Exercise instructions: Leave every image behind and restate the data word for word.

[Records drawn from a dataset]

* * *

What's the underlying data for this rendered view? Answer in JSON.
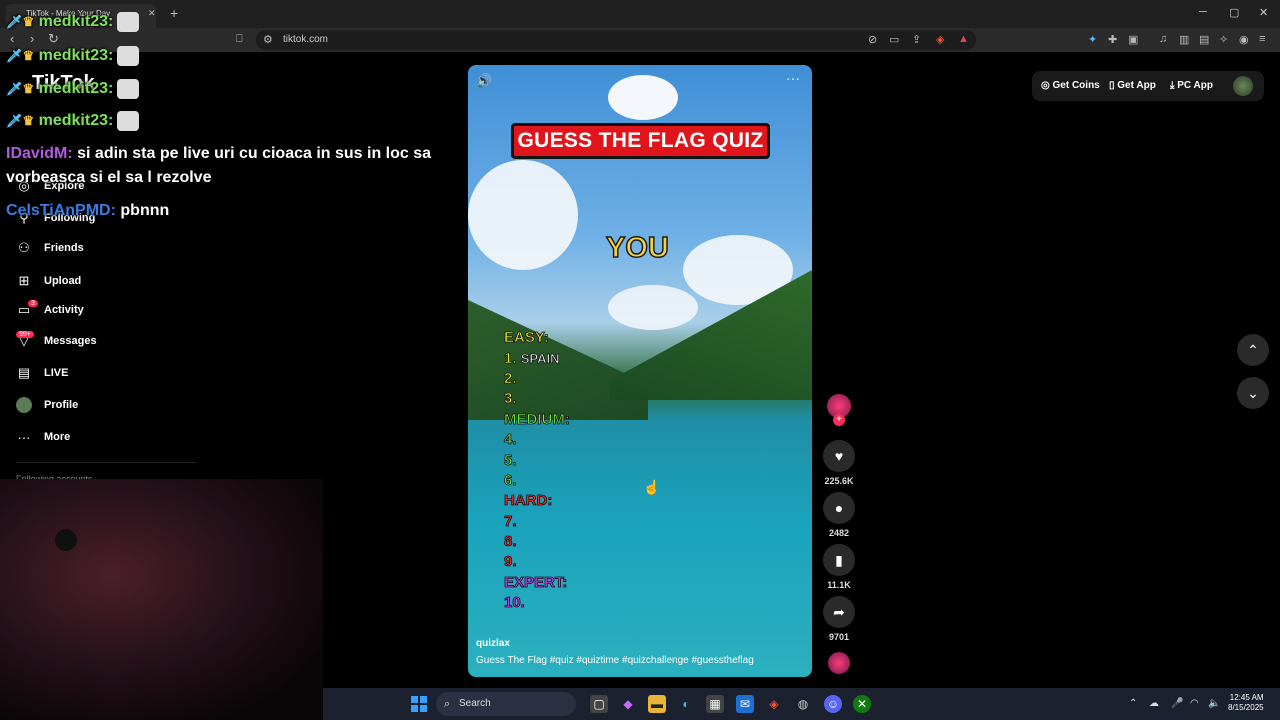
{
  "browser": {
    "tab_title": "TikTok - Make Your Day",
    "url": "tiktok.com"
  },
  "tiktok": {
    "logo": "TikTok",
    "nav": [
      {
        "label": "Explore",
        "icon": "compass-icon"
      },
      {
        "label": "Following",
        "icon": "following-icon"
      },
      {
        "label": "Friends",
        "icon": "friends-icon"
      },
      {
        "label": "Upload",
        "icon": "upload-icon"
      },
      {
        "label": "Activity",
        "icon": "activity-icon",
        "badge": "3"
      },
      {
        "label": "Messages",
        "icon": "messages-icon",
        "badge": "99+"
      },
      {
        "label": "LIVE",
        "icon": "live-icon"
      },
      {
        "label": "Profile",
        "icon": "profile-avatar"
      },
      {
        "label": "More",
        "icon": "more-icon"
      }
    ],
    "following_accounts": "Following accounts",
    "top_buttons": {
      "coins": "Get Coins",
      "app": "Get App",
      "pc_app": "PC App"
    }
  },
  "chat": [
    {
      "user": "medkit23:",
      "message": ""
    },
    {
      "user": "medkit23:",
      "message": ""
    },
    {
      "user": "medkit23:",
      "message": ""
    },
    {
      "user": "medkit23:",
      "message": ""
    },
    {
      "user": "IDavidM:",
      "message": "si adin sta pe live uri cu cioaca in sus in loc sa"
    },
    {
      "user": "",
      "message": "vorbeasca si el sa l rezolve"
    },
    {
      "user": "CelsTiAnPMD:",
      "message": "pbnnn"
    }
  ],
  "video": {
    "title": "GUESS THE FLAG QUIZ",
    "you": "YOU",
    "quiz_lines": [
      {
        "text": "EASY:",
        "cls": "c-yel"
      },
      {
        "text": "1.",
        "cls": "c-yel",
        "answer": "SPAIN"
      },
      {
        "text": "2.",
        "cls": "c-yel"
      },
      {
        "text": "3.",
        "cls": "c-yel"
      },
      {
        "text": "MEDIUM:",
        "cls": "c-grn"
      },
      {
        "text": "4.",
        "cls": "c-grn"
      },
      {
        "text": "5.",
        "cls": "c-grn"
      },
      {
        "text": "6.",
        "cls": "c-grn"
      },
      {
        "text": "HARD:",
        "cls": "c-red"
      },
      {
        "text": "7.",
        "cls": "c-red"
      },
      {
        "text": "8.",
        "cls": "c-red"
      },
      {
        "text": "9.",
        "cls": "c-red"
      },
      {
        "text": "EXPERT:",
        "cls": "c-pur"
      },
      {
        "text": "10.",
        "cls": "c-pur"
      }
    ],
    "author": "quizlax",
    "caption": "Guess The Flag #quiz  #quiztime  #quizchallenge  #guesstheflag",
    "likes": "225.6K",
    "comments": "2482",
    "saves": "11.1K",
    "shares": "9701"
  },
  "taskbar": {
    "search": "Search",
    "time": "12:45 AM",
    "date": "8/15/2025"
  }
}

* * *

Task solution:
What's the underlying data for this rendered view? Answer in JSON.
{
  "browser": {
    "tab_title": "TikTok - Make Your Day",
    "url": "tiktok.com"
  },
  "tiktok": {
    "logo": "TikTok",
    "nav": [
      {
        "label": "Explore",
        "icon": "compass-icon"
      },
      {
        "label": "Following",
        "icon": "following-icon"
      },
      {
        "label": "Friends",
        "icon": "friends-icon"
      },
      {
        "label": "Upload",
        "icon": "upload-icon"
      },
      {
        "label": "Activity",
        "icon": "activity-icon",
        "badge": "3"
      },
      {
        "label": "Messages",
        "icon": "messages-icon",
        "badge": "99+"
      },
      {
        "label": "LIVE",
        "icon": "live-icon"
      },
      {
        "label": "Profile",
        "icon": "profile-avatar"
      },
      {
        "label": "More",
        "icon": "more-icon"
      }
    ],
    "following_accounts": "Following accounts",
    "top_buttons": {
      "coins": "Get Coins",
      "app": "Get App",
      "pc_app": "PC App"
    }
  },
  "chat": [
    {
      "user": "medkit23:",
      "message": ""
    },
    {
      "user": "medkit23:",
      "message": ""
    },
    {
      "user": "medkit23:",
      "message": ""
    },
    {
      "user": "medkit23:",
      "message": ""
    },
    {
      "user": "IDavidM:",
      "message": "si adin sta pe live uri cu cioaca in sus in loc sa"
    },
    {
      "user": "",
      "message": "vorbeasca si el sa l rezolve"
    },
    {
      "user": "CelsTiAnPMD:",
      "message": "pbnnn"
    }
  ],
  "video": {
    "title": "GUESS THE FLAG QUIZ",
    "you": "YOU",
    "quiz_lines": [
      {
        "text": "EASY:",
        "cls": "c-yel"
      },
      {
        "text": "1.",
        "cls": "c-yel",
        "answer": "SPAIN"
      },
      {
        "text": "2.",
        "cls": "c-yel"
      },
      {
        "text": "3.",
        "cls": "c-yel"
      },
      {
        "text": "MEDIUM:",
        "cls": "c-grn"
      },
      {
        "text": "4.",
        "cls": "c-grn"
      },
      {
        "text": "5.",
        "cls": "c-grn"
      },
      {
        "text": "6.",
        "cls": "c-grn"
      },
      {
        "text": "HARD:",
        "cls": "c-red"
      },
      {
        "text": "7.",
        "cls": "c-red"
      },
      {
        "text": "8.",
        "cls": "c-red"
      },
      {
        "text": "9.",
        "cls": "c-red"
      },
      {
        "text": "EXPERT:",
        "cls": "c-pur"
      },
      {
        "text": "10.",
        "cls": "c-pur"
      }
    ],
    "author": "quizlax",
    "caption": "Guess The Flag #quiz  #quiztime  #quizchallenge  #guesstheflag",
    "likes": "225.6K",
    "comments": "2482",
    "saves": "11.1K",
    "shares": "9701"
  },
  "taskbar": {
    "search": "Search",
    "time": "12:45 AM",
    "date": "8/15/2025"
  }
}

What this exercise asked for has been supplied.